Sitting at the front of the press conference room was Brittney Sykes, the star of the Washington Mystics season after her first year with the team. Beside her was now the six-year veteran Ariel Atkins who has only played with Washington as a professional in the WNBA.
Everything was normal and jovial for Sykes, as were most of her availabilities throughout the year. She was chipper, and as she answered questions a grin would turn it into a sly smile. Whenever she could, Sykes would try and insert a small joke, make light of a serious topic, or simply use different figures of speech to better share her perspective of a given situation.
Then she was asked to reflect on her growth this season, her first in Washington D.C. She accomplished so much, in what became a career year for her and arguably one of the best in franchise history. Old franchise records for points and steals in a single season were toppled and Sykes’s, aka ‘Slim’s,’ name is now etched at the top. And after using a metaphor for her finally breaking through the door, she couldn’t hold back any longer. Her face lost composure and tears started to come down her face as she said she promised she wouldn’t get emotional.
“I’m just really grateful for this year,” Sykes said. “I was just saying yesterday to my agent. It’s like, humbly surreal, because of course I knew like the stuff that I was doing, I was capable and I was doing it, but it was just so humbling that I’ve just been waiting for this year to finally happen.”
Coming into this season, Sykes had traversed around the league to get to D.C. It was her third team in just seven seasons, which is a rarity for a starter of her stature. But when she signed with the organization in free agency before the 2023 season she had high aspirations for herself.
Sykes felt that Washington was the team that would allow her to unlock her offensive game even further. Known as one of the best defensive players in the league, she was primarily used as a downhill, speed threat in a half-court offense. Changing that narrative was going to be key this year. The Mystics obviously felt this way as well, agreeing to a three-year contract and making her the second highest-paid player on the roster entering this offseason.
To everyone’s credit, it all came together. The system allowed Sykes to pour in career-highs. But in the perspective of growing her game, Sykes’s 0.7 threes made per game at 28.9% in her career rose to 1.4 threes made and 35.0% – exactly what she was targeting to do this season. She also was the only starter who played all 40 games and led the roster, which has three All-Stars, in win-shares with 3.9.
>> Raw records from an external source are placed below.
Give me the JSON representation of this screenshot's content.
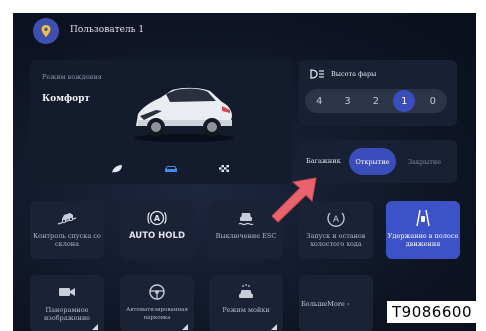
{
  "header": {
    "username": "Пользователь 1",
    "avatar_icon": "map-pin-icon"
  },
  "drive": {
    "label": "Режим вождения",
    "mode": "Комфорт",
    "modes": [
      {
        "icon": "leaf-icon",
        "selected": false
      },
      {
        "icon": "car-icon",
        "selected": true
      },
      {
        "icon": "race-flag-icon",
        "selected": false
      }
    ]
  },
  "headlight": {
    "title": "Высота фары",
    "icon": "headlight-icon",
    "options": [
      "4",
      "3",
      "2",
      "1",
      "0"
    ],
    "selected": "1"
  },
  "trunk": {
    "title": "Багажник",
    "open_label": "Открытие",
    "close_label": "Закрытие",
    "selected": "open"
  },
  "tiles": {
    "hill_descent": "Контроль спуска со склона",
    "auto_hold_icon_letter": "A",
    "auto_hold": "AUTO HOLD",
    "esc_off": "Выключение ESC",
    "start_stop_icon_letter": "A",
    "start_stop": "Запуск и останов холостого хода",
    "lane_keep": "Удержание в полосе движения",
    "panoramic": "Панорамное изображение",
    "auto_parking": "Автоматизированная парковка",
    "wash_mode": "Режим мойки",
    "more": "БольшеMore"
  },
  "stamp": "T9086600",
  "colors": {
    "accent": "#3b4dbd",
    "arrow": "#e8636b",
    "background": "#0d1322"
  }
}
That’s all without mentioning that she finished third in the Defensive Player of the Year race after making a compelling case as a guard.
“I think she showed she should be among the elite two-way guards in this league,” head coach Eric Thibault said at the end of the season. “She took the challenge that we kind of issued when we were recruiting her and signed her about being willing to shoot the ball and that made a big difference to her game and our team’s kind of ceiling offensively. I think she’s coming into her prime now in terms of being able to work on the new nuances of her game and her craft.”
The analogy that Sykes used was her repeatedly nudging at a door, trying to open it up for herself in her first six seasons in the WNBA. The problem was, that someone was on the other side of the door, holding it shut, preventing her from getting through.
So when Washington is there to help her open that door that wasn’t budging, it was relieving. One single season with the Mystics has potentially opened up her game so that she no longer has to be forced to fit into a box. She always knew she could do these things, but needed the safe space to accomplish it.
And adding in little things like Atkins, sitting next to Sykes, telling her to “let it out” when she was getting emotional assures her she is supported.
“I have a lot of gratitude towards Washington and my teammates like- I joked with [general manager Mike Thibault], I was like thank you for coming to get me. Thank you for coming to get me,” Sykes said. “It doesn’t matter where it is. I’m just really appreciative of people who have like stuck their hand up when I felt like I was drowning. So that’s what it felt like. I’m just really appreciative that Washington gave me that opportunity. And like, I’m proud of myself that I stayed ready, and that Washington gave me that opportunity for me to do what I did this year and then some.”
“Her emotional, mental development as a guard with a lot of weight now on their shoulders as kind of a creative center of a team, which wasn’t on her shoulders before in other places, that’s a big next step for her,” Eric Thibault said. “I think she’s excited about that challenge based on the conversations we’ve had. And I mean, she’s 29 and so she should be hitting some prime years where that physical and mental development really overlap and skill development, all that stuff comes together. So I’m excited to see what she’s capable of the next couple years.”